Stemmer Imaging will exhibit a very special highlight at Vision 2010. The company will present the LQ-200CL, a world innovation of the Danish industrial camera manufacturer JAI. This 4 CCD line camera can simultaneously record image data in the red, green, blue and near infrared range (NIR). “As the only industrial 4 CCD line camera available on the market with a prism block, it works with a dichromatic hard material coating,” says Peter Stiefenhöfer, marketing manager at Stemmer Imaging. The four CCD sensors are mounted on this specially developed optical prism, which divides the light into red, green, blue and green NIR color channels. Their precise alignment on the same optical axis is ensured by means of a patented alignment method. The camera records a maximum of 19,048 lines per second. “Thanks to the NIR sensor, it is now possible to detect a large number of additional defects. The prism block technology eliminates the complex configuration of the system, which is normally required in trilinear line cameras,” adds Stiefenhöfer. A large number of pre-processing functions are also available, e.g. flat field correction, gamma correction and gain correction, as well as manual or automatic white balance.

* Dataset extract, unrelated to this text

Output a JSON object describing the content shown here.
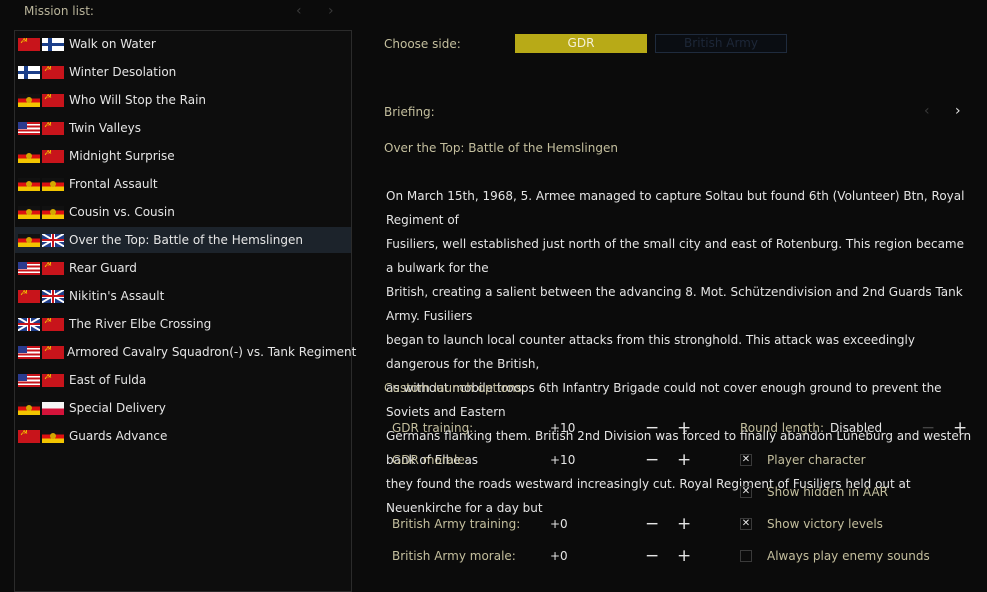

As an international showcase with around 300 exhibitors of machine vision technologies, Vision 2010 will present the following products on a total gross exhibition area of 20,000 square metres in Halls 4 and 6 at the New Stuttgart Trade Fair Centre: innovative camera systems, vision sensors, frame grabbers, illumination, lasers, optics/lenses, optical filters, accessories, software libraries, application-specific machine vision systems, configurable machine vision systems and complete solutions and services. The extended “Integration Area” and the “Application Park” will re-emphasise the user proximity of Vision 2010. The extremely diverse accompanying programme will also inform experts about the latest state of the art, will provide innovative solutions and will promote the exchange of know-how.